While Greenland has been widely viewed as a potential source of numerous metals and minerals in recent years, much of the attention in this regard has centred on the island’s supplies of uranium and rare earth elements (REEs). However, Greenland also houses considerable deposits of precious metals, (gold, silver, palladium and platinum), as well as base metals, (copper, iron, nickel, titanium and zinc). Surveys have suggested that southern Greenland, including the area eyed by AEX, contains distinctively high-quality gold deposits [in Danish].

As noted above, Moscow had previously embarked on a gold purchasing spree, but more recently its own gold production has intensified, including via mines in the Russian Far East, such as in the Chukotka (Чукотка) region, suggesting that the government is anticipating an increasing demand for the metal. This month, it was reported that for the first time since 1994, the value of Russian gold exports surpassed that of natural gas sales during the spring months of this year, reflecting not only reduced energy demand but also global interest in gold purchases.

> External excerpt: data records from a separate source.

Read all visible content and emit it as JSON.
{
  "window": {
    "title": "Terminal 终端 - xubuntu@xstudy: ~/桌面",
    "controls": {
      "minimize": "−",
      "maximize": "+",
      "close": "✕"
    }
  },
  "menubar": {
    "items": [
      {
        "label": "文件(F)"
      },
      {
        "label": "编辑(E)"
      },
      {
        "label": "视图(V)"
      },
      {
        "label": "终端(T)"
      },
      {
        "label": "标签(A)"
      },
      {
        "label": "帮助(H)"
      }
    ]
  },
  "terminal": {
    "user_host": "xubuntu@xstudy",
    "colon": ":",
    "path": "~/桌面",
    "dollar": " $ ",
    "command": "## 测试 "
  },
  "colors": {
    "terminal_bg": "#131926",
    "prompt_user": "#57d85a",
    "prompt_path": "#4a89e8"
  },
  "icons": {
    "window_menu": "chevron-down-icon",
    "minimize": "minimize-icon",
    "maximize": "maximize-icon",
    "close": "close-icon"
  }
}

Moreover, it has recently been estimated that nine years from now, Russia will have surpassed China as the world’s largest gold producer.

Uncertainty over the trajectory of safe haven commodities now matches the insecurity of the global economy this year, but at least in the near term the Arctic might be finding itself in the middle of a new, larger, and much more complicated, gold rush.